Exercise materials:
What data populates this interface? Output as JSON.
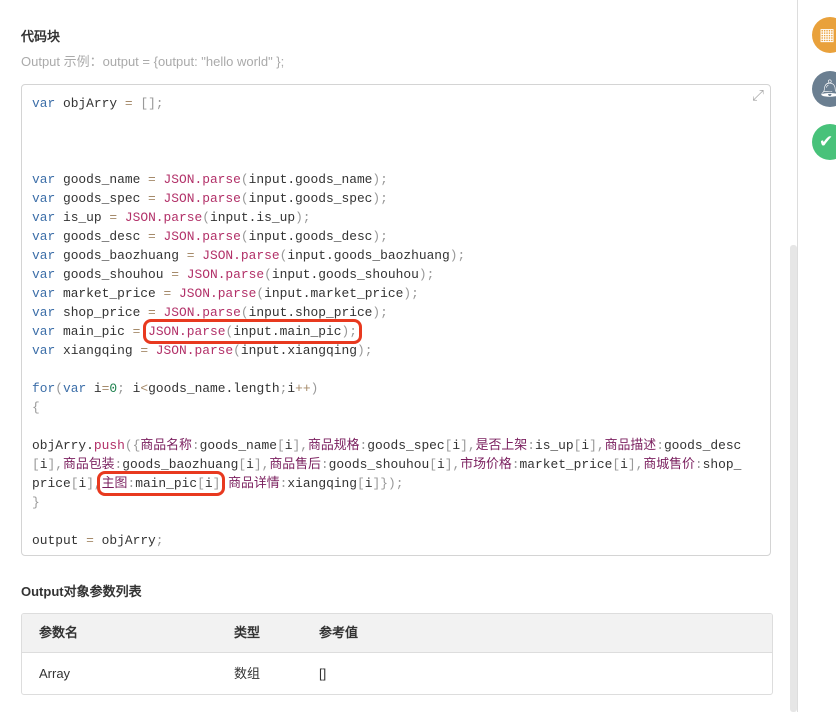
{
  "header": {
    "title": "代码块",
    "hint": "Output 示例：output = {output: \"hello world\" };"
  },
  "code_lines": [
    [
      [
        "k",
        "var"
      ],
      [
        "v",
        " objArry "
      ],
      [
        "o",
        "="
      ],
      [
        "p",
        " [];"
      ]
    ],
    [],
    [],
    [],
    [
      [
        "k",
        "var"
      ],
      [
        "v",
        " goods_name "
      ],
      [
        "o",
        "="
      ],
      [
        "f",
        " JSON.parse"
      ],
      [
        "p",
        "("
      ],
      [
        "v",
        "input.goods_name"
      ],
      [
        "p",
        ");"
      ]
    ],
    [
      [
        "k",
        "var"
      ],
      [
        "v",
        " goods_spec "
      ],
      [
        "o",
        "="
      ],
      [
        "f",
        " JSON.parse"
      ],
      [
        "p",
        "("
      ],
      [
        "v",
        "input.goods_spec"
      ],
      [
        "p",
        ");"
      ]
    ],
    [
      [
        "k",
        "var"
      ],
      [
        "v",
        " is_up "
      ],
      [
        "o",
        "="
      ],
      [
        "f",
        " JSON.parse"
      ],
      [
        "p",
        "("
      ],
      [
        "v",
        "input.is_up"
      ],
      [
        "p",
        ");"
      ]
    ],
    [
      [
        "k",
        "var"
      ],
      [
        "v",
        " goods_desc "
      ],
      [
        "o",
        "="
      ],
      [
        "f",
        " JSON.parse"
      ],
      [
        "p",
        "("
      ],
      [
        "v",
        "input.goods_desc"
      ],
      [
        "p",
        ");"
      ]
    ],
    [
      [
        "k",
        "var"
      ],
      [
        "v",
        " goods_baozhuang "
      ],
      [
        "o",
        "="
      ],
      [
        "f",
        " JSON.parse"
      ],
      [
        "p",
        "("
      ],
      [
        "v",
        "input.goods_baozhuang"
      ],
      [
        "p",
        ");"
      ]
    ],
    [
      [
        "k",
        "var"
      ],
      [
        "v",
        " goods_shouhou "
      ],
      [
        "o",
        "="
      ],
      [
        "f",
        " JSON.parse"
      ],
      [
        "p",
        "("
      ],
      [
        "v",
        "input.goods_shouhou"
      ],
      [
        "p",
        ");"
      ]
    ],
    [
      [
        "k",
        "var"
      ],
      [
        "v",
        " market_price "
      ],
      [
        "o",
        "="
      ],
      [
        "f",
        " JSON.parse"
      ],
      [
        "p",
        "("
      ],
      [
        "v",
        "input.market_price"
      ],
      [
        "p",
        ");"
      ]
    ],
    [
      [
        "k",
        "var"
      ],
      [
        "v",
        " shop_price "
      ],
      [
        "o",
        "="
      ],
      [
        "f",
        " JSON.parse"
      ],
      [
        "p",
        "("
      ],
      [
        "v",
        "input.shop_price"
      ],
      [
        "p",
        ");"
      ]
    ],
    [
      [
        "k",
        "var"
      ],
      [
        "v",
        " main_pic "
      ],
      [
        "o",
        "="
      ],
      [
        "v",
        " "
      ],
      [
        "f",
        "JSON.parse",
        1
      ],
      [
        "p",
        "(",
        1
      ],
      [
        "v",
        "input.main_pic",
        1
      ],
      [
        "p",
        ");",
        1
      ]
    ],
    [
      [
        "k",
        "var"
      ],
      [
        "v",
        " xiangqing "
      ],
      [
        "o",
        "="
      ],
      [
        "f",
        " JSON.parse"
      ],
      [
        "p",
        "("
      ],
      [
        "v",
        "input.xiangqing"
      ],
      [
        "p",
        ");"
      ]
    ],
    [],
    [
      [
        "k",
        "for"
      ],
      [
        "p",
        "("
      ],
      [
        "k",
        "var"
      ],
      [
        "v",
        " i"
      ],
      [
        "o",
        "="
      ],
      [
        "n",
        "0"
      ],
      [
        "p",
        ";"
      ],
      [
        "v",
        " i"
      ],
      [
        "o",
        "<"
      ],
      [
        "v",
        "goods_name.length"
      ],
      [
        "p",
        ";"
      ],
      [
        "v",
        "i"
      ],
      [
        "o",
        "++"
      ],
      [
        "p",
        ")"
      ]
    ],
    [
      [
        "p",
        "{"
      ]
    ],
    [],
    [
      [
        "v",
        "objArry."
      ],
      [
        "f",
        "push"
      ],
      [
        "p",
        "({"
      ],
      [
        "s",
        "商品名称"
      ],
      [
        "p",
        ":"
      ],
      [
        "v",
        "goods_name"
      ],
      [
        "p",
        "["
      ],
      [
        "v",
        "i"
      ],
      [
        "p",
        "],"
      ],
      [
        "s",
        "商品规格"
      ],
      [
        "p",
        ":"
      ],
      [
        "v",
        "goods_spec"
      ],
      [
        "p",
        "["
      ],
      [
        "v",
        "i"
      ],
      [
        "p",
        "],"
      ],
      [
        "s",
        "是否上架"
      ],
      [
        "p",
        ":"
      ],
      [
        "v",
        "is_up"
      ],
      [
        "p",
        "["
      ],
      [
        "v",
        "i"
      ],
      [
        "p",
        "],"
      ],
      [
        "s",
        "商品描述"
      ],
      [
        "p",
        ":"
      ],
      [
        "v",
        "goods_desc"
      ],
      [
        "p",
        "["
      ],
      [
        "v",
        "i"
      ],
      [
        "p",
        "],"
      ],
      [
        "s",
        "商品包装"
      ],
      [
        "p",
        ":"
      ],
      [
        "v",
        "goods_baozhuang"
      ],
      [
        "p",
        "["
      ],
      [
        "v",
        "i"
      ],
      [
        "p",
        "],"
      ],
      [
        "s",
        "商品售后"
      ],
      [
        "p",
        ":"
      ],
      [
        "v",
        "goods_shouhou"
      ],
      [
        "p",
        "["
      ],
      [
        "v",
        "i"
      ],
      [
        "p",
        "],"
      ],
      [
        "s",
        "市场价格"
      ],
      [
        "p",
        ":"
      ],
      [
        "v",
        "market_price"
      ],
      [
        "p",
        "["
      ],
      [
        "v",
        "i"
      ],
      [
        "p",
        "],"
      ],
      [
        "s",
        "商城售价"
      ],
      [
        "p",
        ":"
      ],
      [
        "v",
        "shop_price"
      ],
      [
        "p",
        "["
      ],
      [
        "v",
        "i"
      ],
      [
        "p",
        "],"
      ],
      [
        "s",
        "主图",
        1
      ],
      [
        "p",
        ":",
        1
      ],
      [
        "v",
        "main_pic",
        1
      ],
      [
        "p",
        "[",
        1
      ],
      [
        "v",
        "i",
        1
      ],
      [
        "p",
        "]",
        1
      ],
      [
        "p",
        ","
      ],
      [
        "s",
        "商品详情"
      ],
      [
        "p",
        ":"
      ],
      [
        "v",
        "xiangqing"
      ],
      [
        "p",
        "["
      ],
      [
        "v",
        "i"
      ],
      [
        "p",
        "]});"
      ]
    ],
    [
      [
        "p",
        "}"
      ]
    ],
    [],
    [
      [
        "v",
        "output "
      ],
      [
        "o",
        "="
      ],
      [
        "v",
        " objArry"
      ],
      [
        "p",
        ";"
      ]
    ]
  ],
  "output_section": {
    "title": "Output对象参数列表",
    "columns": [
      "参数名",
      "类型",
      "参考值"
    ],
    "rows": [
      [
        "Array",
        "数组",
        "[]"
      ]
    ]
  },
  "side_icons": [
    {
      "name": "grid-icon",
      "color": "#e9a13b"
    },
    {
      "name": "bell-icon",
      "color": "#6b7f91"
    },
    {
      "name": "check-icon",
      "color": "#48c27a"
    }
  ]
}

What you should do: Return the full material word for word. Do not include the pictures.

Response box:
What data populates this interface? Output as JSON.
{
  "header": {
    "title": "代码块",
    "hint": "Output 示例：output = {output: \"hello world\" };"
  },
  "code_lines": [
    [
      [
        "k",
        "var"
      ],
      [
        "v",
        " objArry "
      ],
      [
        "o",
        "="
      ],
      [
        "p",
        " [];"
      ]
    ],
    [],
    [],
    [],
    [
      [
        "k",
        "var"
      ],
      [
        "v",
        " goods_name "
      ],
      [
        "o",
        "="
      ],
      [
        "f",
        " JSON.parse"
      ],
      [
        "p",
        "("
      ],
      [
        "v",
        "input.goods_name"
      ],
      [
        "p",
        ");"
      ]
    ],
    [
      [
        "k",
        "var"
      ],
      [
        "v",
        " goods_spec "
      ],
      [
        "o",
        "="
      ],
      [
        "f",
        " JSON.parse"
      ],
      [
        "p",
        "("
      ],
      [
        "v",
        "input.goods_spec"
      ],
      [
        "p",
        ");"
      ]
    ],
    [
      [
        "k",
        "var"
      ],
      [
        "v",
        " is_up "
      ],
      [
        "o",
        "="
      ],
      [
        "f",
        " JSON.parse"
      ],
      [
        "p",
        "("
      ],
      [
        "v",
        "input.is_up"
      ],
      [
        "p",
        ");"
      ]
    ],
    [
      [
        "k",
        "var"
      ],
      [
        "v",
        " goods_desc "
      ],
      [
        "o",
        "="
      ],
      [
        "f",
        " JSON.parse"
      ],
      [
        "p",
        "("
      ],
      [
        "v",
        "input.goods_desc"
      ],
      [
        "p",
        ");"
      ]
    ],
    [
      [
        "k",
        "var"
      ],
      [
        "v",
        " goods_baozhuang "
      ],
      [
        "o",
        "="
      ],
      [
        "f",
        " JSON.parse"
      ],
      [
        "p",
        "("
      ],
      [
        "v",
        "input.goods_baozhuang"
      ],
      [
        "p",
        ");"
      ]
    ],
    [
      [
        "k",
        "var"
      ],
      [
        "v",
        " goods_shouhou "
      ],
      [
        "o",
        "="
      ],
      [
        "f",
        " JSON.parse"
      ],
      [
        "p",
        "("
      ],
      [
        "v",
        "input.goods_shouhou"
      ],
      [
        "p",
        ");"
      ]
    ],
    [
      [
        "k",
        "var"
      ],
      [
        "v",
        " market_price "
      ],
      [
        "o",
        "="
      ],
      [
        "f",
        " JSON.parse"
      ],
      [
        "p",
        "("
      ],
      [
        "v",
        "input.market_price"
      ],
      [
        "p",
        ");"
      ]
    ],
    [
      [
        "k",
        "var"
      ],
      [
        "v",
        " shop_price "
      ],
      [
        "o",
        "="
      ],
      [
        "f",
        " JSON.parse"
      ],
      [
        "p",
        "("
      ],
      [
        "v",
        "input.shop_price"
      ],
      [
        "p",
        ");"
      ]
    ],
    [
      [
        "k",
        "var"
      ],
      [
        "v",
        " main_pic "
      ],
      [
        "o",
        "="
      ],
      [
        "v",
        " "
      ],
      [
        "f",
        "JSON.parse",
        1
      ],
      [
        "p",
        "(",
        1
      ],
      [
        "v",
        "input.main_pic",
        1
      ],
      [
        "p",
        ");",
        1
      ]
    ],
    [
      [
        "k",
        "var"
      ],
      [
        "v",
        " xiangqing "
      ],
      [
        "o",
        "="
      ],
      [
        "f",
        " JSON.parse"
      ],
      [
        "p",
        "("
      ],
      [
        "v",
        "input.xiangqing"
      ],
      [
        "p",
        ");"
      ]
    ],
    [],
    [
      [
        "k",
        "for"
      ],
      [
        "p",
        "("
      ],
      [
        "k",
        "var"
      ],
      [
        "v",
        " i"
      ],
      [
        "o",
        "="
      ],
      [
        "n",
        "0"
      ],
      [
        "p",
        ";"
      ],
      [
        "v",
        " i"
      ],
      [
        "o",
        "<"
      ],
      [
        "v",
        "goods_name.length"
      ],
      [
        "p",
        ";"
      ],
      [
        "v",
        "i"
      ],
      [
        "o",
        "++"
      ],
      [
        "p",
        ")"
      ]
    ],
    [
      [
        "p",
        "{"
      ]
    ],
    [],
    [
      [
        "v",
        "objArry."
      ],
      [
        "f",
        "push"
      ],
      [
        "p",
        "({"
      ],
      [
        "s",
        "商品名称"
      ],
      [
        "p",
        ":"
      ],
      [
        "v",
        "goods_name"
      ],
      [
        "p",
        "["
      ],
      [
        "v",
        "i"
      ],
      [
        "p",
        "],"
      ],
      [
        "s",
        "商品规格"
      ],
      [
        "p",
        ":"
      ],
      [
        "v",
        "goods_spec"
      ],
      [
        "p",
        "["
      ],
      [
        "v",
        "i"
      ],
      [
        "p",
        "],"
      ],
      [
        "s",
        "是否上架"
      ],
      [
        "p",
        ":"
      ],
      [
        "v",
        "is_up"
      ],
      [
        "p",
        "["
      ],
      [
        "v",
        "i"
      ],
      [
        "p",
        "],"
      ],
      [
        "s",
        "商品描述"
      ],
      [
        "p",
        ":"
      ],
      [
        "v",
        "goods_desc"
      ],
      [
        "p",
        "["
      ],
      [
        "v",
        "i"
      ],
      [
        "p",
        "],"
      ],
      [
        "s",
        "商品包装"
      ],
      [
        "p",
        ":"
      ],
      [
        "v",
        "goods_baozhuang"
      ],
      [
        "p",
        "["
      ],
      [
        "v",
        "i"
      ],
      [
        "p",
        "],"
      ],
      [
        "s",
        "商品售后"
      ],
      [
        "p",
        ":"
      ],
      [
        "v",
        "goods_shouhou"
      ],
      [
        "p",
        "["
      ],
      [
        "v",
        "i"
      ],
      [
        "p",
        "],"
      ],
      [
        "s",
        "市场价格"
      ],
      [
        "p",
        ":"
      ],
      [
        "v",
        "market_price"
      ],
      [
        "p",
        "["
      ],
      [
        "v",
        "i"
      ],
      [
        "p",
        "],"
      ],
      [
        "s",
        "商城售价"
      ],
      [
        "p",
        ":"
      ],
      [
        "v",
        "shop_price"
      ],
      [
        "p",
        "["
      ],
      [
        "v",
        "i"
      ],
      [
        "p",
        "],"
      ],
      [
        "s",
        "主图",
        1
      ],
      [
        "p",
        ":",
        1
      ],
      [
        "v",
        "main_pic",
        1
      ],
      [
        "p",
        "[",
        1
      ],
      [
        "v",
        "i",
        1
      ],
      [
        "p",
        "]",
        1
      ],
      [
        "p",
        ","
      ],
      [
        "s",
        "商品详情"
      ],
      [
        "p",
        ":"
      ],
      [
        "v",
        "xiangqing"
      ],
      [
        "p",
        "["
      ],
      [
        "v",
        "i"
      ],
      [
        "p",
        "]});"
      ]
    ],
    [
      [
        "p",
        "}"
      ]
    ],
    [],
    [
      [
        "v",
        "output "
      ],
      [
        "o",
        "="
      ],
      [
        "v",
        " objArry"
      ],
      [
        "p",
        ";"
      ]
    ]
  ],
  "output_section": {
    "title": "Output对象参数列表",
    "columns": [
      "参数名",
      "类型",
      "参考值"
    ],
    "rows": [
      [
        "Array",
        "数组",
        "[]"
      ]
    ]
  },
  "side_icons": [
    {
      "name": "grid-icon",
      "color": "#e9a13b"
    },
    {
      "name": "bell-icon",
      "color": "#6b7f91"
    },
    {
      "name": "check-icon",
      "color": "#48c27a"
    }
  ]
}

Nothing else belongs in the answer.